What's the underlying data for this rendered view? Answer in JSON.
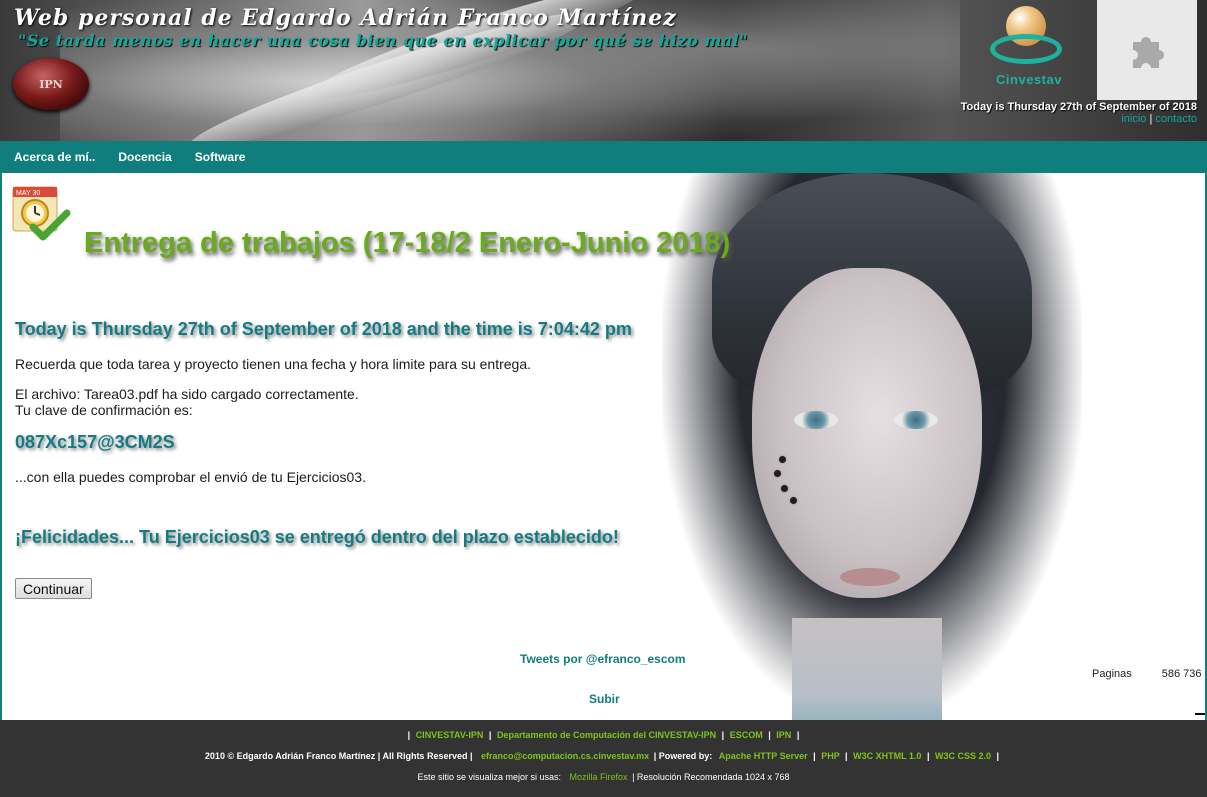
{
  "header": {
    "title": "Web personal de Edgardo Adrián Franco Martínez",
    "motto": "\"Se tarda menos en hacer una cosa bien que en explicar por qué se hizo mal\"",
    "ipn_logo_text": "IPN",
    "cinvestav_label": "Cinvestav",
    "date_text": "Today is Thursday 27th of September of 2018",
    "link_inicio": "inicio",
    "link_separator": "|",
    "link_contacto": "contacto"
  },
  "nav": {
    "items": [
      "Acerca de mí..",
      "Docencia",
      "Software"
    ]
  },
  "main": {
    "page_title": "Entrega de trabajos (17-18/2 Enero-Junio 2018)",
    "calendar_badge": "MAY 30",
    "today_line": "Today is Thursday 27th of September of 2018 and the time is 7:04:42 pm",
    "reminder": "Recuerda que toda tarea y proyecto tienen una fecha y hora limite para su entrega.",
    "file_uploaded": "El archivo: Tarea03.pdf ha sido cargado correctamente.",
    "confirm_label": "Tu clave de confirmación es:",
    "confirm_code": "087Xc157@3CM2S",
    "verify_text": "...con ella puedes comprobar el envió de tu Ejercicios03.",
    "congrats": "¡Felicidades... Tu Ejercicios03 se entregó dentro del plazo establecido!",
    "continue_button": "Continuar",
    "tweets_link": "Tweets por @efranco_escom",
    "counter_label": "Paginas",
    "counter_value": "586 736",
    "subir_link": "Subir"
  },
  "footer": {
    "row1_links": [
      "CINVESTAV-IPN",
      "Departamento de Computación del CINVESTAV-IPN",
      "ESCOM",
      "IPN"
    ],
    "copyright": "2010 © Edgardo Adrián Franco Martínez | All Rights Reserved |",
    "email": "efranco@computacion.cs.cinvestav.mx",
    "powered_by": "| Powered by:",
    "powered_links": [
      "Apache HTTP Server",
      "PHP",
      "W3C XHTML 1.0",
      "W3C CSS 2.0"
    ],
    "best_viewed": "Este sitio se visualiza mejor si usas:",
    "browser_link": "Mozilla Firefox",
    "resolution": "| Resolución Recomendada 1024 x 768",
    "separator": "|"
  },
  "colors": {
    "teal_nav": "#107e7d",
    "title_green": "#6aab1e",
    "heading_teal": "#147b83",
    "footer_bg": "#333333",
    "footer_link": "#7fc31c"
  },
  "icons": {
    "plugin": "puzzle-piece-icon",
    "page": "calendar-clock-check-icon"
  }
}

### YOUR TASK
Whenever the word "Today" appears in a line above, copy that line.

### RESULT
    "date_text": "Today is Thursday 27th of September of 2018",
    "today_line": "Today is Thursday 27th of September of 2018 and the time is 7:04:42 pm",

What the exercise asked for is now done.